* _Stored items from a collection_:
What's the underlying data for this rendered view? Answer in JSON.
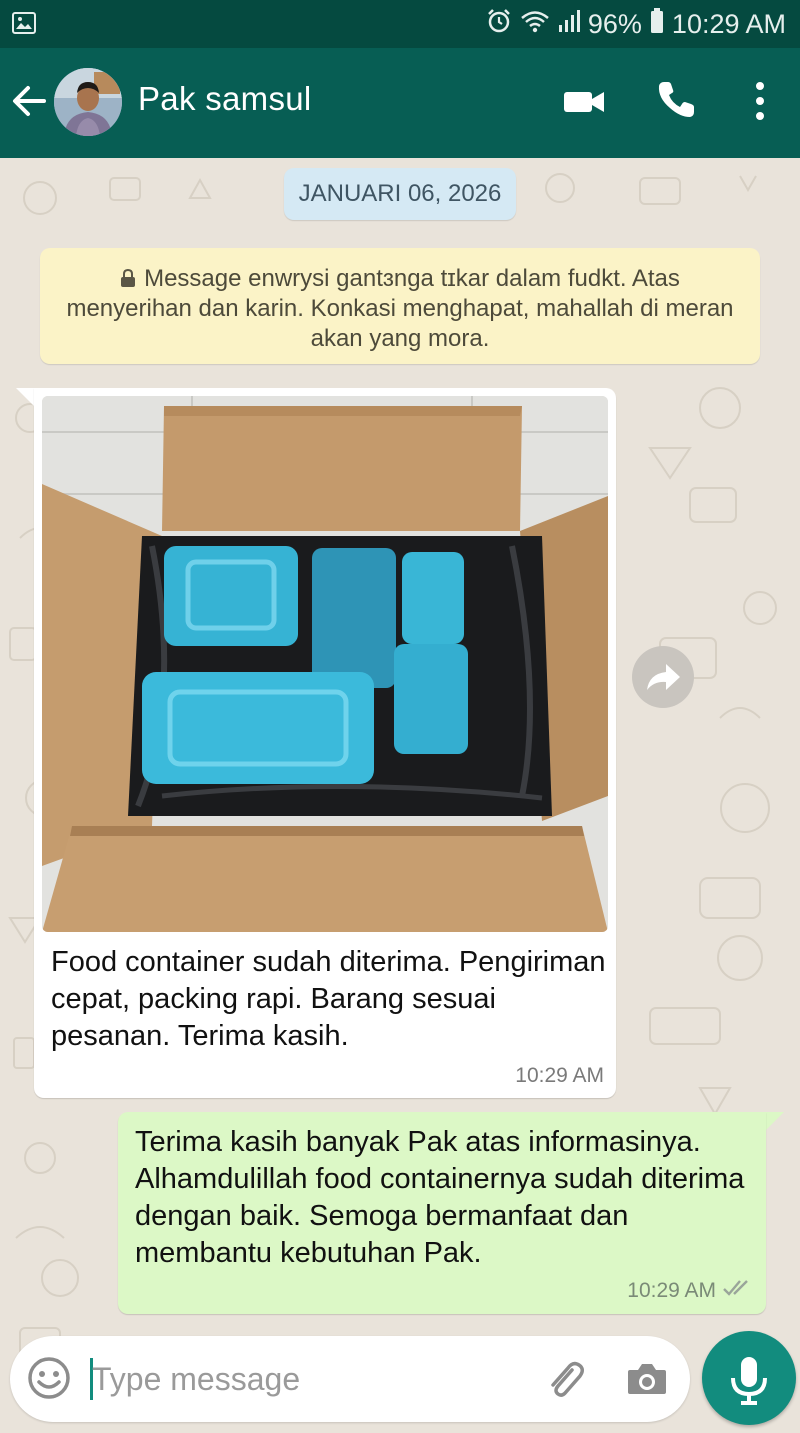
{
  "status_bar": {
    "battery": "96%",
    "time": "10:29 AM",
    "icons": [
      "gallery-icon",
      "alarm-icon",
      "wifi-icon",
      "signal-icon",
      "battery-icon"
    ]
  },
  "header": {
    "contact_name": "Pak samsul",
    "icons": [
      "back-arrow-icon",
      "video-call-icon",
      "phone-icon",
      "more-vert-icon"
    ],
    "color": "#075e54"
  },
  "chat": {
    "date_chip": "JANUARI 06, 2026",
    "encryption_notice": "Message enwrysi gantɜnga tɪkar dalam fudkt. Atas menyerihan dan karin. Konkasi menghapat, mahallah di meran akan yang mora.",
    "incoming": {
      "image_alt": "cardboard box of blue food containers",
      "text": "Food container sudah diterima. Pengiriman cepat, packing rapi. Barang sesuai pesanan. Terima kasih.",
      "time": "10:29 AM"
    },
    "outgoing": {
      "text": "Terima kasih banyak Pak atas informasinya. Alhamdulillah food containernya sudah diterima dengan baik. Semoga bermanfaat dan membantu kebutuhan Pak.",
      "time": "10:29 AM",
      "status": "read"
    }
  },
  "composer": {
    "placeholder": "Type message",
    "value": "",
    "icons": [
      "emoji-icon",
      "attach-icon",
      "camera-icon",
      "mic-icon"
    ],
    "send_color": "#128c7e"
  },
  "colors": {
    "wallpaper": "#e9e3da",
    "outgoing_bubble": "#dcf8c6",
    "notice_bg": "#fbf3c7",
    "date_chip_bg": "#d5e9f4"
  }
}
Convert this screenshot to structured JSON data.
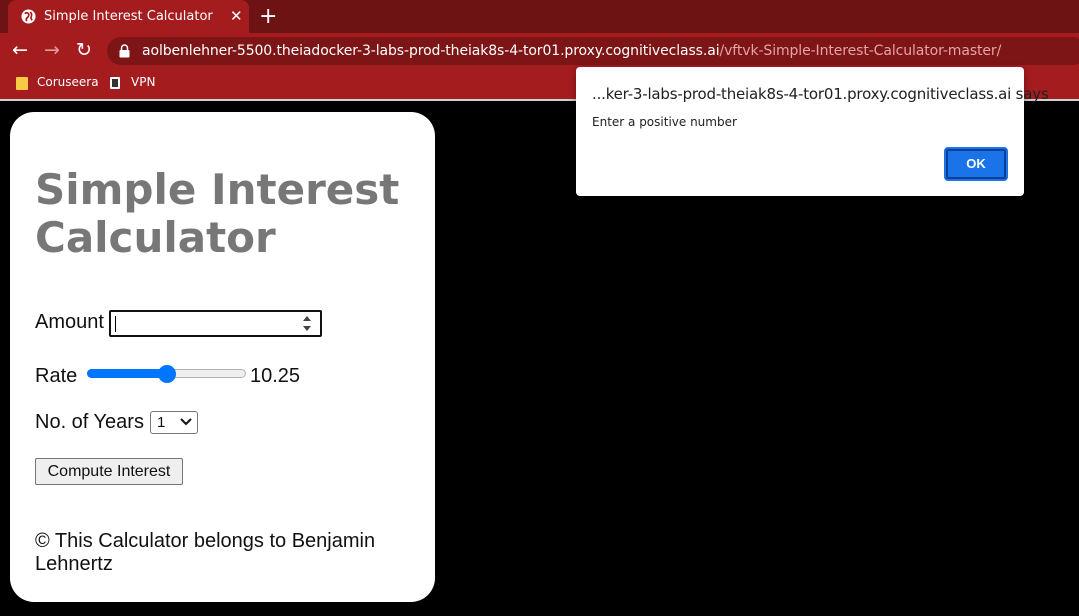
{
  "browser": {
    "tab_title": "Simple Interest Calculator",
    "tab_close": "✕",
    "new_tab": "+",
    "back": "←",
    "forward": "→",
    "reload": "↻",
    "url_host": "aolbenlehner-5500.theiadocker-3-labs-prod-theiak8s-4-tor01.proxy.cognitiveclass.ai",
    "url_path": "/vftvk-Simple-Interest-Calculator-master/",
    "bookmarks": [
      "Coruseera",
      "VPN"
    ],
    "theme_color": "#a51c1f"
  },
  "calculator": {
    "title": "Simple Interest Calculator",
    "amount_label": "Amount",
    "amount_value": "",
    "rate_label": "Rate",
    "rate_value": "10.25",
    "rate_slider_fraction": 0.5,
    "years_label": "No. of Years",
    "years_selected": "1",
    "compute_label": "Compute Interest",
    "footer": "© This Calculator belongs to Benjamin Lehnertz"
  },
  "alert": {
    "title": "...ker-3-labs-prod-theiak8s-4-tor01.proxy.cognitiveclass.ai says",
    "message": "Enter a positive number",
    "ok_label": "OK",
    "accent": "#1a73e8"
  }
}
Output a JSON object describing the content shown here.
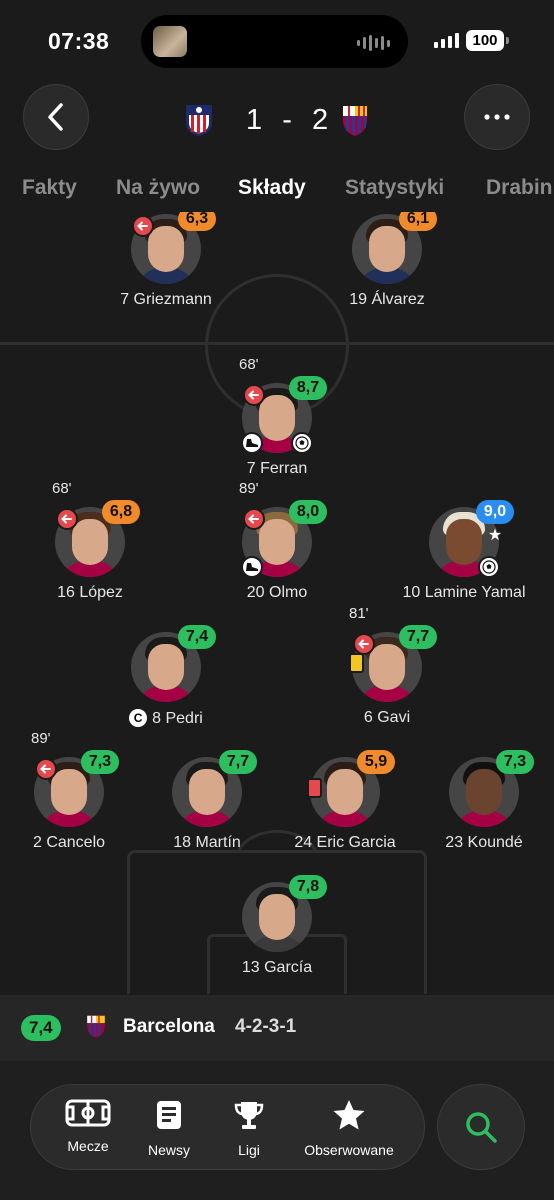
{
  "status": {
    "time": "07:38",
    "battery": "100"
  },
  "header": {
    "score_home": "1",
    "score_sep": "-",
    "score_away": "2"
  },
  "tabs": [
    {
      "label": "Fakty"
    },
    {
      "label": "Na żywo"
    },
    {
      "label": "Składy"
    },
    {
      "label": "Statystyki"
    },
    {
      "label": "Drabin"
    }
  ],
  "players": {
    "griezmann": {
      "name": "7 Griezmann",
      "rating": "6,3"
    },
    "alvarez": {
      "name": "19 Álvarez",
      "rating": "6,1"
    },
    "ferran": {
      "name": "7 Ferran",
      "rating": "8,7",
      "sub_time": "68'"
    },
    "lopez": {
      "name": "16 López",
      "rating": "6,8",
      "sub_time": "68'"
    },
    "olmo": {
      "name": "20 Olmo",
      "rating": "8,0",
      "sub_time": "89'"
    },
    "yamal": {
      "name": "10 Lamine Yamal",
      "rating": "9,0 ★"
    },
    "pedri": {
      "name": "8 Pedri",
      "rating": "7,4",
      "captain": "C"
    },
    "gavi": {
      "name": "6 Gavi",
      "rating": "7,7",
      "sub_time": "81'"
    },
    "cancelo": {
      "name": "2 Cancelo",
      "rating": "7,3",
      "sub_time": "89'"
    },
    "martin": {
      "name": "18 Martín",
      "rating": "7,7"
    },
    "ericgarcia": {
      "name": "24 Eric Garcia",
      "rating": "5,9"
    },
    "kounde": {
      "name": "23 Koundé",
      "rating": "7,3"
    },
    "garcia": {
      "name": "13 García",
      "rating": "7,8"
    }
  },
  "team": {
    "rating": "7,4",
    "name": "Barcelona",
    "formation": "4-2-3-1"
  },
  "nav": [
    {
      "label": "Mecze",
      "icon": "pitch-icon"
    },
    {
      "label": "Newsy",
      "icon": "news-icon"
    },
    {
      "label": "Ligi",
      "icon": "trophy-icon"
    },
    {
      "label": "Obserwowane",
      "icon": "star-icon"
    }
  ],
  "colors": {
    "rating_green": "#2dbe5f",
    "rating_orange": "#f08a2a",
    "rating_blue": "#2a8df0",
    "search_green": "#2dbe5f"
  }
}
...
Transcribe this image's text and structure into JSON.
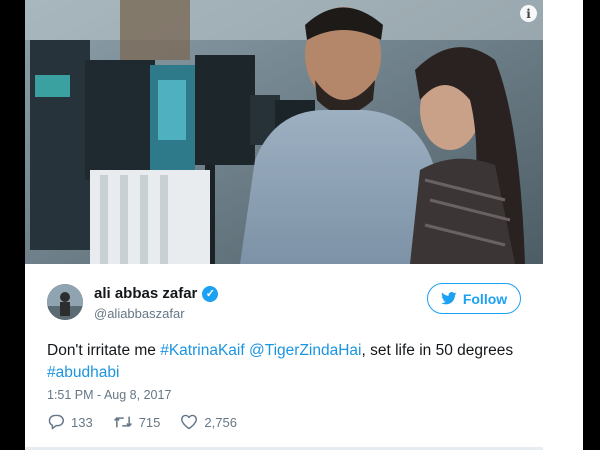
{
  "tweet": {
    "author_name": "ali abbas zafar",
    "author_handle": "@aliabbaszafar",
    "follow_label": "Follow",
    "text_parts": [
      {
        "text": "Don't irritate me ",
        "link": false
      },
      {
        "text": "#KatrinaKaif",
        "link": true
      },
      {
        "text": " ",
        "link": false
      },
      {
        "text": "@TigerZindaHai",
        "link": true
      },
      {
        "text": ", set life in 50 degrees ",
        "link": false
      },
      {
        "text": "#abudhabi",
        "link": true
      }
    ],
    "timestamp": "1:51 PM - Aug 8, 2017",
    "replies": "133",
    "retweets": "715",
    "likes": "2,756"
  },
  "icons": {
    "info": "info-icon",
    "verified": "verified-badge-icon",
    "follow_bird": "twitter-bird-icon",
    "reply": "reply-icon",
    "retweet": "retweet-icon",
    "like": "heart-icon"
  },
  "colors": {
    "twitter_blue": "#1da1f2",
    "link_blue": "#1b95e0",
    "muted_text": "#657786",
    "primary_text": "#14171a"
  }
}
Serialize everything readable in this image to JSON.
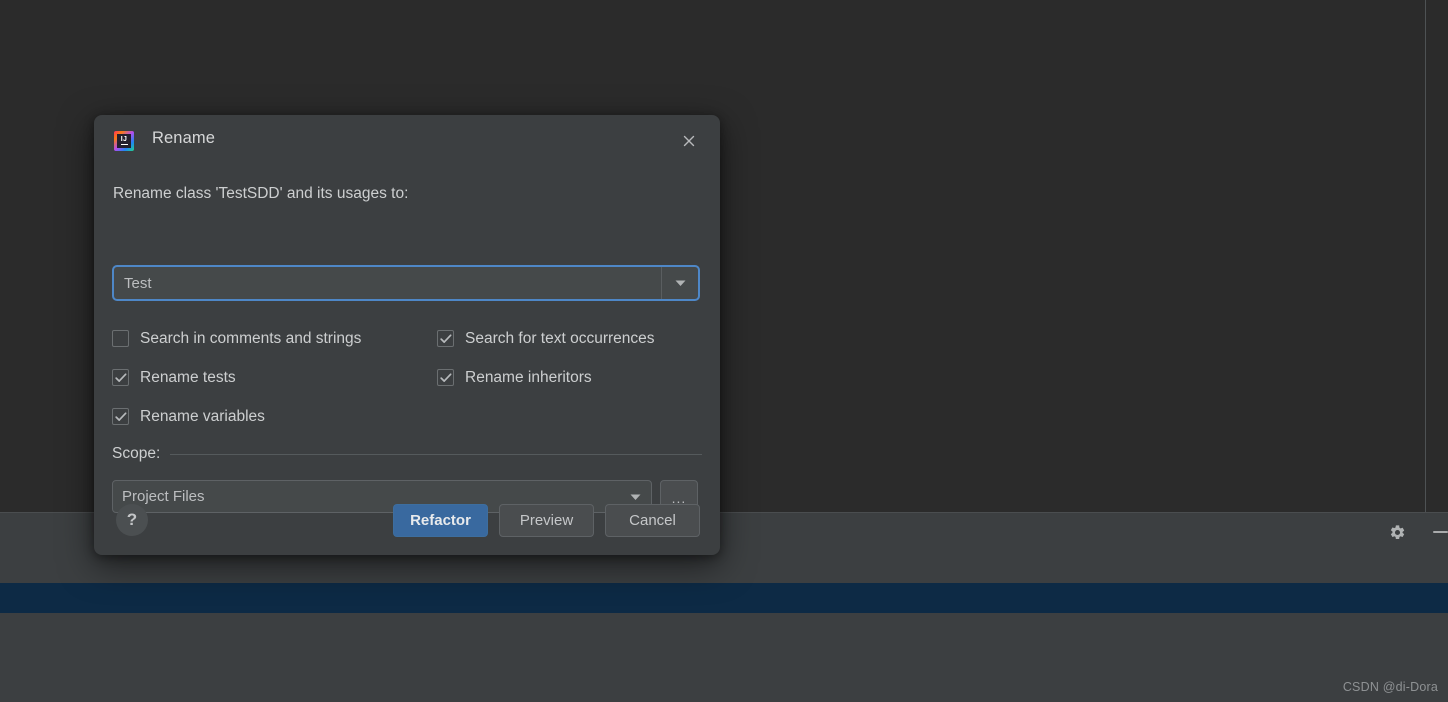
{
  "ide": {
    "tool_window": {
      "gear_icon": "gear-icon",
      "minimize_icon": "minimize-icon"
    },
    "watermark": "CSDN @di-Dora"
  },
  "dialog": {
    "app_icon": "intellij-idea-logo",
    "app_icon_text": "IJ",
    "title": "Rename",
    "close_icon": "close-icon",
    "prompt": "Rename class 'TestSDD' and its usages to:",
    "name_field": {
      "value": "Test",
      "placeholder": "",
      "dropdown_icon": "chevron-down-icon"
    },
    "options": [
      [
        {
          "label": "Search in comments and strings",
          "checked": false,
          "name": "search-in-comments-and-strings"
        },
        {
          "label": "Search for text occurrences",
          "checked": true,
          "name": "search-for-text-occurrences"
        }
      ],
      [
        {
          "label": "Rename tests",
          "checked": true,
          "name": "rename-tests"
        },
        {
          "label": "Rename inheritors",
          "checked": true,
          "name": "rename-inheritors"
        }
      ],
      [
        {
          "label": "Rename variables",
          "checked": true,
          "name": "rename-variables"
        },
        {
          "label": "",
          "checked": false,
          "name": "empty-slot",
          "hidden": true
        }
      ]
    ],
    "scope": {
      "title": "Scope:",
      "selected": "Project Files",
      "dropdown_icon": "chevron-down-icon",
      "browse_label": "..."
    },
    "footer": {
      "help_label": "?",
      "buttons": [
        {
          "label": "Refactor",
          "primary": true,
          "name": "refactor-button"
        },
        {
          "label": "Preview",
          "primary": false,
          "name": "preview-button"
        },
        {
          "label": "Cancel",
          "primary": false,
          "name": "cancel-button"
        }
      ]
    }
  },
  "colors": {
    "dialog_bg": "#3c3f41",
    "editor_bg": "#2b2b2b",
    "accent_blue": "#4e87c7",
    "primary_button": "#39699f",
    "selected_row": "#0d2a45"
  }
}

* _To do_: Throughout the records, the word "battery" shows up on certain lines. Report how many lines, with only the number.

* _Result of this task_: 3